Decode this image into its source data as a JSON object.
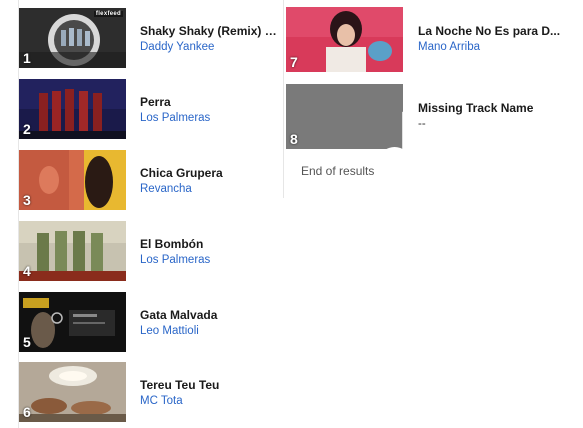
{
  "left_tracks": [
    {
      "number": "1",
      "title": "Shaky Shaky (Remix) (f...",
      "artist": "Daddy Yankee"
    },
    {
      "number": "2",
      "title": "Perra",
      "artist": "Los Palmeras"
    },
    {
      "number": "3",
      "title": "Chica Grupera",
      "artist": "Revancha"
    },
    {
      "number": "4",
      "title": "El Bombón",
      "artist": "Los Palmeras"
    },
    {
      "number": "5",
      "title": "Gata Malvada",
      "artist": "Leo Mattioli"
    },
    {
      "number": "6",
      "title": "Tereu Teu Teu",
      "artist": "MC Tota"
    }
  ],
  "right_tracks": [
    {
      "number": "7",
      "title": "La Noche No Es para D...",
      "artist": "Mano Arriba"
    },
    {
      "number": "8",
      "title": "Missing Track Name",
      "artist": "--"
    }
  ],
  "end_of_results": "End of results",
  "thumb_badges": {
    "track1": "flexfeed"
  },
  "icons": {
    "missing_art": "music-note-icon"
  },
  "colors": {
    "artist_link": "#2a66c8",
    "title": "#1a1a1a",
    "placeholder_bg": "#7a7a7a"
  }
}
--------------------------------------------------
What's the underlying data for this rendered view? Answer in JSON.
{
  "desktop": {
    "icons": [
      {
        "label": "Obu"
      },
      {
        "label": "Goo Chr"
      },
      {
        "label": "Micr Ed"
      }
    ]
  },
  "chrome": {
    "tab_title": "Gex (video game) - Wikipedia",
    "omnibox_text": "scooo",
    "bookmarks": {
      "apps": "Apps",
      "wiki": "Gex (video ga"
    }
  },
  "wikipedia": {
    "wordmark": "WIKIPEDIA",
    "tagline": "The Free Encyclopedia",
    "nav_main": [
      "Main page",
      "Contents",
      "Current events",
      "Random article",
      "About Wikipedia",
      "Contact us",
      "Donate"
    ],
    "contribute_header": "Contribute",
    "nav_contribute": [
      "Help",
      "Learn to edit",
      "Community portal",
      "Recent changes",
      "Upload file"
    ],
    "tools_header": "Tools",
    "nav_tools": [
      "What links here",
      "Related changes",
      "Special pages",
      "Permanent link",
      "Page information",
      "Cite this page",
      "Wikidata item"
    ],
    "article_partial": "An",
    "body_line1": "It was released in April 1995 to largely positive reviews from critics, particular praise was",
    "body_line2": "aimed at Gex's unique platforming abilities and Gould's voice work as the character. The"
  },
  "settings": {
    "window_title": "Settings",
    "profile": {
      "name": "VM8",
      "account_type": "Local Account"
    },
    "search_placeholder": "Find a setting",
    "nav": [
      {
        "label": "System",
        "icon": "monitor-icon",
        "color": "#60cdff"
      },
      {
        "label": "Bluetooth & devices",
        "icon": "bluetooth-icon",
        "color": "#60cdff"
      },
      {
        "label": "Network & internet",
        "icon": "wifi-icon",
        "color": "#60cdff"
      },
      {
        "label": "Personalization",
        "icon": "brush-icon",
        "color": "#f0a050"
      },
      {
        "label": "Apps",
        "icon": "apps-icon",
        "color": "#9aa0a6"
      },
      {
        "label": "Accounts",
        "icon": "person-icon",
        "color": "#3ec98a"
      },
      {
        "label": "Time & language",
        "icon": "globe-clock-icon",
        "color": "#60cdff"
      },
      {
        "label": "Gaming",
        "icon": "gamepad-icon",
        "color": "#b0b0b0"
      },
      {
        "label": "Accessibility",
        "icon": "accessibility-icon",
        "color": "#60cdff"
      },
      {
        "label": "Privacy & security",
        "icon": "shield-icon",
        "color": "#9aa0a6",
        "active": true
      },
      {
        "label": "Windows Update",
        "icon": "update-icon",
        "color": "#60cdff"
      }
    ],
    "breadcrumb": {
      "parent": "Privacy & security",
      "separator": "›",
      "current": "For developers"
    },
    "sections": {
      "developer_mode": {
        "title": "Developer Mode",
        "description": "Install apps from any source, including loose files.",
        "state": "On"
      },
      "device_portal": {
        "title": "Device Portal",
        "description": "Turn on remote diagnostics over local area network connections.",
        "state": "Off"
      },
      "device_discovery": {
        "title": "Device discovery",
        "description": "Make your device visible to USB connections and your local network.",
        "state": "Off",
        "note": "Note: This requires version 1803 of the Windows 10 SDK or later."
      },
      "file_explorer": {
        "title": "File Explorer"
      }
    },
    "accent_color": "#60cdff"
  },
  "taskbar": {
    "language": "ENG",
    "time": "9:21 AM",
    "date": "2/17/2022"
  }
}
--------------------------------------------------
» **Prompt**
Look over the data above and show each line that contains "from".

» **Answer box**
    "body_line1": "It was released in April 1995 to largely positive reviews from critics, particular praise was",
        "description": "Install apps from any source, including loose files.",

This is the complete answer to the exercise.